Whenever a line in the records below contains "with", pick it out.

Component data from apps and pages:
- - - -

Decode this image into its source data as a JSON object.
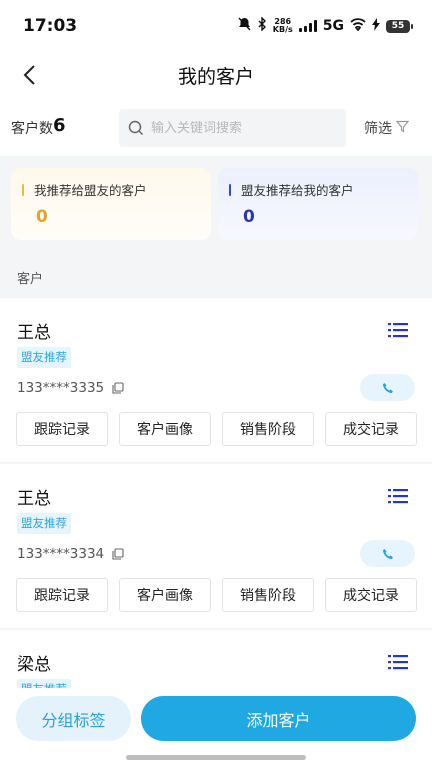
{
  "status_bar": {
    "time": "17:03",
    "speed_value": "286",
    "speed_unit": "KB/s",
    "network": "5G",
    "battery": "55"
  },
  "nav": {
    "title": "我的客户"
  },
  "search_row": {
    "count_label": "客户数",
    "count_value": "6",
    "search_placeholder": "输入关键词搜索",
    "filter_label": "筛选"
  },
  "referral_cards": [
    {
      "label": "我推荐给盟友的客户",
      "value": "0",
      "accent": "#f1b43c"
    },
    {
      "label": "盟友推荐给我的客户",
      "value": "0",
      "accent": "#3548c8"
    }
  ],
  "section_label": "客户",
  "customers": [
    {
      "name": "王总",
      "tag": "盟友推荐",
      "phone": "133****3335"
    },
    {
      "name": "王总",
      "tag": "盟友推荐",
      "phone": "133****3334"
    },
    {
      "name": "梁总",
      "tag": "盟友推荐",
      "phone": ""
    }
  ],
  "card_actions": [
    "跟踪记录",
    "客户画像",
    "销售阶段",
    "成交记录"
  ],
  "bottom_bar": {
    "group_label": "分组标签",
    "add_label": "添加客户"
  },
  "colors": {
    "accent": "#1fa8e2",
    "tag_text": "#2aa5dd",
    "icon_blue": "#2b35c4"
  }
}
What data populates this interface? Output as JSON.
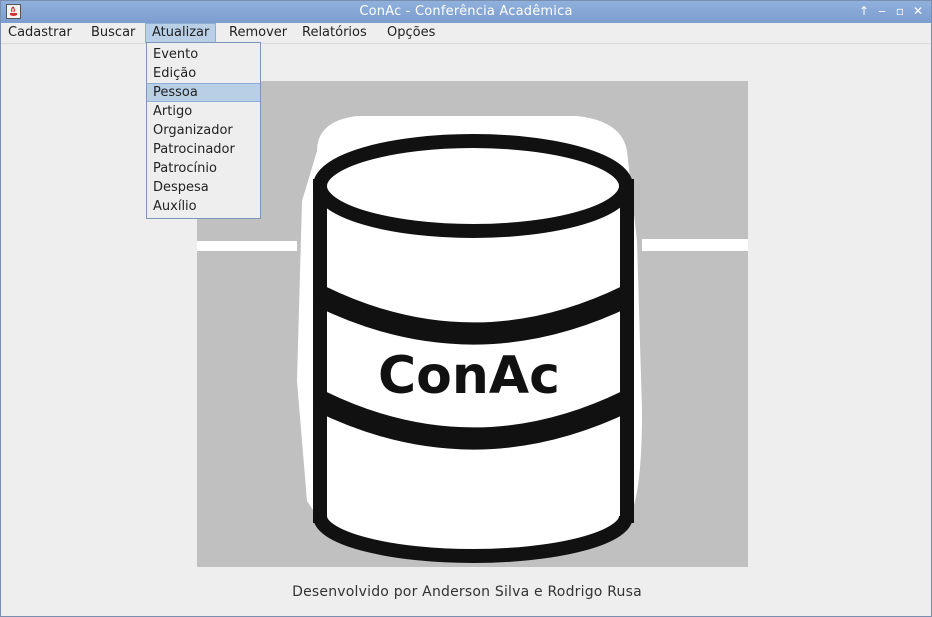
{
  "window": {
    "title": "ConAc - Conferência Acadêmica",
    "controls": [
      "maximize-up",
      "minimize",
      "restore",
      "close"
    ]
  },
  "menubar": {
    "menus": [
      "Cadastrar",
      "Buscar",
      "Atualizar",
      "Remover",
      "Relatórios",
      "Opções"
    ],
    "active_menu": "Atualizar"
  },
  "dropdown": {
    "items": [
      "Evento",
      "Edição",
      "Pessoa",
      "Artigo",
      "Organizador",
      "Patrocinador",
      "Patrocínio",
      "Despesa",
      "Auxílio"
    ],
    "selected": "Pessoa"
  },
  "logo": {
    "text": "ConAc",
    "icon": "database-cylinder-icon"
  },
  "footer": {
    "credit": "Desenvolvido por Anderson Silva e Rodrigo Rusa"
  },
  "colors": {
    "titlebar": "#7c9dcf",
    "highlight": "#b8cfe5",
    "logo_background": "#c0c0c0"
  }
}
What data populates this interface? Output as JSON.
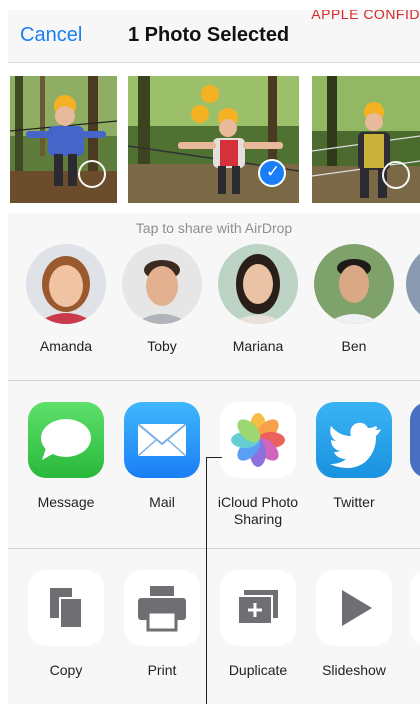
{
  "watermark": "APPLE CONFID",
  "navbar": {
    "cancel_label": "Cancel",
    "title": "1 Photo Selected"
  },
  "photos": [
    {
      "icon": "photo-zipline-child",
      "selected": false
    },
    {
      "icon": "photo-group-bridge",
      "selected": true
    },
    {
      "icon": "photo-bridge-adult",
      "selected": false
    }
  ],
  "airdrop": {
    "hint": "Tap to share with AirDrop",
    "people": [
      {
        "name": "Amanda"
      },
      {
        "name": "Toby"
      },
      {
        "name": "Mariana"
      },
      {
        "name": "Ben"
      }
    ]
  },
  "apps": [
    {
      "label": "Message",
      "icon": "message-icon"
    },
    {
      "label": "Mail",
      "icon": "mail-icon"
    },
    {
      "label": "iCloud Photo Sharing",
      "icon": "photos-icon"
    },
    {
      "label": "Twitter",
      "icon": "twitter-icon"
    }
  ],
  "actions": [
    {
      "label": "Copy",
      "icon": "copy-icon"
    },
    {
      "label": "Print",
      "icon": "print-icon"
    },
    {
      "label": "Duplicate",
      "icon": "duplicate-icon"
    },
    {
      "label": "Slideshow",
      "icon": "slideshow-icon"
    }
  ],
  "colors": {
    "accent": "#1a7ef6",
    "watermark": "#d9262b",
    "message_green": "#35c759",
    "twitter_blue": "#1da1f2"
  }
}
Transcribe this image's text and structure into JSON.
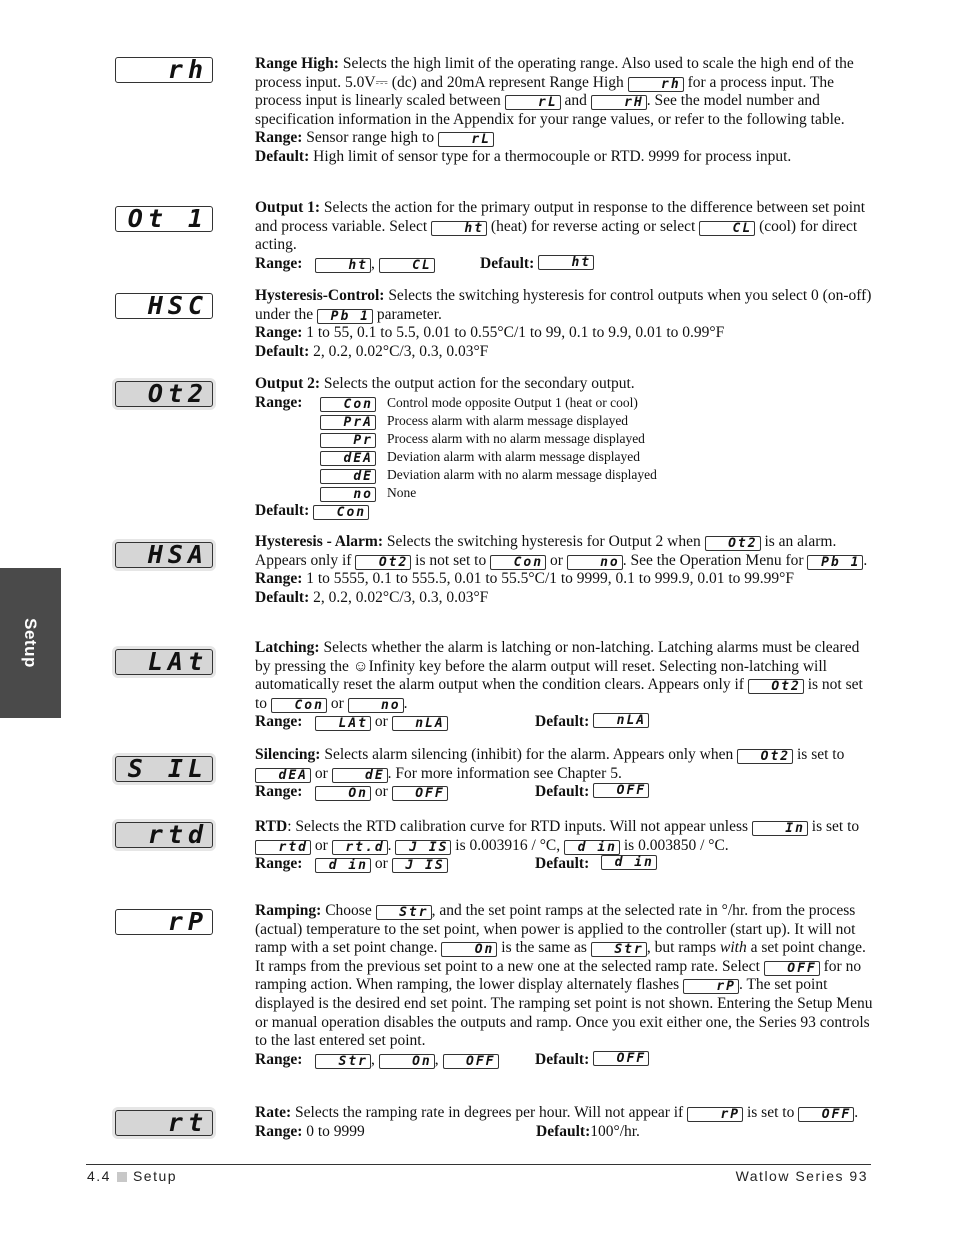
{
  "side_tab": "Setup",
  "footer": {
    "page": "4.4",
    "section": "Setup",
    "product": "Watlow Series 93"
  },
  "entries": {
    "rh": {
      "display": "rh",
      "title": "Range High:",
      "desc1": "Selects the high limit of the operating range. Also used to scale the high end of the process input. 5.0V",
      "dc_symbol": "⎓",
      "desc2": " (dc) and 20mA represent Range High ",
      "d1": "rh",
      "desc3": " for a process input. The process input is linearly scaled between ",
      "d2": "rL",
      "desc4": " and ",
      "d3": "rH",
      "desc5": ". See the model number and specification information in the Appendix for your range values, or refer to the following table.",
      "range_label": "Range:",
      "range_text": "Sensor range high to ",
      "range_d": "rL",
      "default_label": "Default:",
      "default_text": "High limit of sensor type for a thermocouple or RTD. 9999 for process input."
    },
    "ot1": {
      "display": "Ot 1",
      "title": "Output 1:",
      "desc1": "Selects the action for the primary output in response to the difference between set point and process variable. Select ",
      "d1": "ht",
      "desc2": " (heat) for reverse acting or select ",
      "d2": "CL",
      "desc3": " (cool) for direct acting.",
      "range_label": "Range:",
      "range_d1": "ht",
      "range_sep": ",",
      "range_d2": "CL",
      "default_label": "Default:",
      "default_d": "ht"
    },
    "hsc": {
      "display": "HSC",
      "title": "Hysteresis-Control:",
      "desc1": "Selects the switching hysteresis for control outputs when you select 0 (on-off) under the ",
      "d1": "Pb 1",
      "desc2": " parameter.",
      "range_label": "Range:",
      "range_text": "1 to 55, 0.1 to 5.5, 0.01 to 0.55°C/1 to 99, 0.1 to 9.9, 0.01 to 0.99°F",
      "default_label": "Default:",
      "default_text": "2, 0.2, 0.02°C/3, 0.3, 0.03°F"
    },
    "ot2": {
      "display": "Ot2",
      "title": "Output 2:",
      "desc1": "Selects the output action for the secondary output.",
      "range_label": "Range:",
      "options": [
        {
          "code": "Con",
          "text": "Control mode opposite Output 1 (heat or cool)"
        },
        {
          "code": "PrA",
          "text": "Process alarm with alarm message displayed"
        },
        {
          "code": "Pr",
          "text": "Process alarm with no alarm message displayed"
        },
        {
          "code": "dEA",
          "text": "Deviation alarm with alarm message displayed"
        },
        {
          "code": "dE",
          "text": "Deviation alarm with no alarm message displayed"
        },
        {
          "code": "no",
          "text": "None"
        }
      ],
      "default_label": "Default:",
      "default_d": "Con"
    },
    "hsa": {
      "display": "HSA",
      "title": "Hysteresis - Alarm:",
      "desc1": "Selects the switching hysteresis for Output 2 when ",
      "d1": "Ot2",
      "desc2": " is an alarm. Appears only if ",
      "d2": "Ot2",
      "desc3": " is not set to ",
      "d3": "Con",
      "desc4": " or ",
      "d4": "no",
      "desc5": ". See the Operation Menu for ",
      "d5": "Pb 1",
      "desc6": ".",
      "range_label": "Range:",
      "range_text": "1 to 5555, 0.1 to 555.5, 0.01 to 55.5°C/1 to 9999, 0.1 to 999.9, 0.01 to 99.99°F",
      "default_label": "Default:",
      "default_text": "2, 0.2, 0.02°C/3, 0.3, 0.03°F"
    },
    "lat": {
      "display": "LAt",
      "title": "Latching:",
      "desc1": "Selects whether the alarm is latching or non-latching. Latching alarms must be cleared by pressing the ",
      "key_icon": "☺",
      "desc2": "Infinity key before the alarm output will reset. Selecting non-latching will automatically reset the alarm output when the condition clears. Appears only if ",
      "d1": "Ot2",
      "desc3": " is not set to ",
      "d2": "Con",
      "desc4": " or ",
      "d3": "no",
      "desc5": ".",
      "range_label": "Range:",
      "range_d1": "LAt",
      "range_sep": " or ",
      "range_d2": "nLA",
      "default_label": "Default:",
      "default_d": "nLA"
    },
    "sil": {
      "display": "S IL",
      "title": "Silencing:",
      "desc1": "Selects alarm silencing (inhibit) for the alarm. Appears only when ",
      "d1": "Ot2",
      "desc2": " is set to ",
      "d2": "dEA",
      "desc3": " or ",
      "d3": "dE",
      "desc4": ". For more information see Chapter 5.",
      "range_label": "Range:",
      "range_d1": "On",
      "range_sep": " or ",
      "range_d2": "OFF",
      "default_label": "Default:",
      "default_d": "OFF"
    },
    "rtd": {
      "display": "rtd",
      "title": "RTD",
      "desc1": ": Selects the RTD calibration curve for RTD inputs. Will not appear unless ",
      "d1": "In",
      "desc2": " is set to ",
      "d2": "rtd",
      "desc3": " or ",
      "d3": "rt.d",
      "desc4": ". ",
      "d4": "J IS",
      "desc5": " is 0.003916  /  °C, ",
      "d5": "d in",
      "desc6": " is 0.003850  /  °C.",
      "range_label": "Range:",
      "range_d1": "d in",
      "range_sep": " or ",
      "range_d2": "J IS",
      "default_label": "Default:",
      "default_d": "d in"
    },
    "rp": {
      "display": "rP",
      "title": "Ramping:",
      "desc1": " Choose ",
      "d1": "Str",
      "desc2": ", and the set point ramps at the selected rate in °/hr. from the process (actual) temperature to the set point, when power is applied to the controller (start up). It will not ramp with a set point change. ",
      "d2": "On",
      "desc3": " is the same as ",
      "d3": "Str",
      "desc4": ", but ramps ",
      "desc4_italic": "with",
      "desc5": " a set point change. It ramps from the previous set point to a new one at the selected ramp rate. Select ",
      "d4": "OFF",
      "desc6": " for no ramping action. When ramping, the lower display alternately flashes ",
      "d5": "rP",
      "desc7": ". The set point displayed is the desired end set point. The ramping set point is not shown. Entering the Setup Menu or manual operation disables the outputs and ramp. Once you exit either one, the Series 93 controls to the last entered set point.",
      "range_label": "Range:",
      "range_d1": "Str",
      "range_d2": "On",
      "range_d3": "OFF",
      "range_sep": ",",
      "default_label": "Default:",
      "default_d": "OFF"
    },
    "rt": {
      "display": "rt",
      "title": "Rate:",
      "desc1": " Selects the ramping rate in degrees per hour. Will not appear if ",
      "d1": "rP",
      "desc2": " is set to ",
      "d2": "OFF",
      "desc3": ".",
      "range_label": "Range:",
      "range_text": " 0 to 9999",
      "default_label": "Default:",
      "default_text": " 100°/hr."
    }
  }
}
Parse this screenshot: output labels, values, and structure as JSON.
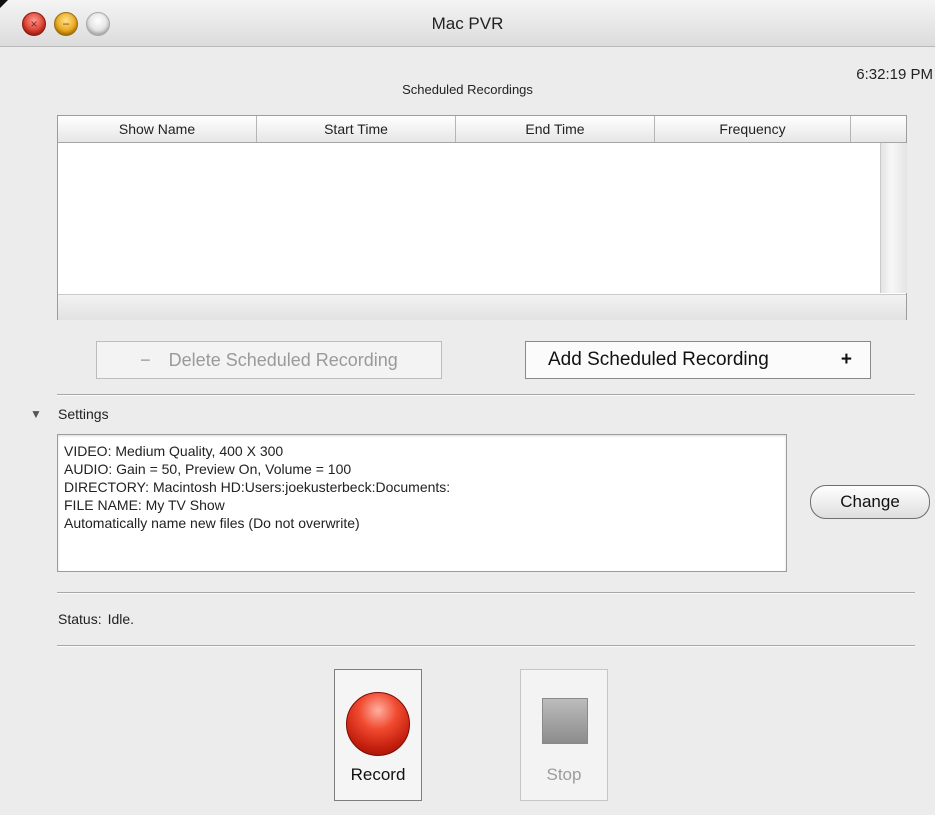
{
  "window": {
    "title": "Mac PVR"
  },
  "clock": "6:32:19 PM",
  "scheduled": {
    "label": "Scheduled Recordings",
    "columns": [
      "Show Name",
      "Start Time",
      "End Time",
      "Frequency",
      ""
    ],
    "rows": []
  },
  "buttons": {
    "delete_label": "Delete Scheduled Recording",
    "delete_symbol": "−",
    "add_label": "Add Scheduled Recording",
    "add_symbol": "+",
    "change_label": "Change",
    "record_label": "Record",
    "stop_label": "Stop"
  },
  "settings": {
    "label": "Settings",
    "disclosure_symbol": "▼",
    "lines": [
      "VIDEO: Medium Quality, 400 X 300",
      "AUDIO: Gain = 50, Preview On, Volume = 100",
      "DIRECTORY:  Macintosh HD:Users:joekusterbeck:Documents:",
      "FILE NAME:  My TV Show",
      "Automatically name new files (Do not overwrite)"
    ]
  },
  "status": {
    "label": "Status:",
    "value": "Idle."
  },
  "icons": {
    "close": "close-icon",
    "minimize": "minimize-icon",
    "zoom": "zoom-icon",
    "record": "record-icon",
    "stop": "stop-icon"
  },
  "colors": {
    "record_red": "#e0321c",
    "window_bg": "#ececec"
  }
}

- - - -

> _OUTPUT FOR THIS EXERCISE_:
    "hint": "Tap to share with AirDrop",
          "text": "Process alarm with alarm message displayed"
          "text": "Process alarm with no alarm message displayed"
          "text": "Deviation alarm with alarm message displayed"
          "text": "Deviation alarm with no alarm message displayed"
      "desc2": ", and the set point ramps at the selected rate in °/hr. from the process (actual) temperature to the set point, when power is applied to the controller (start up). It will not ramp with a set point change. ",
      "desc4_italic": "with",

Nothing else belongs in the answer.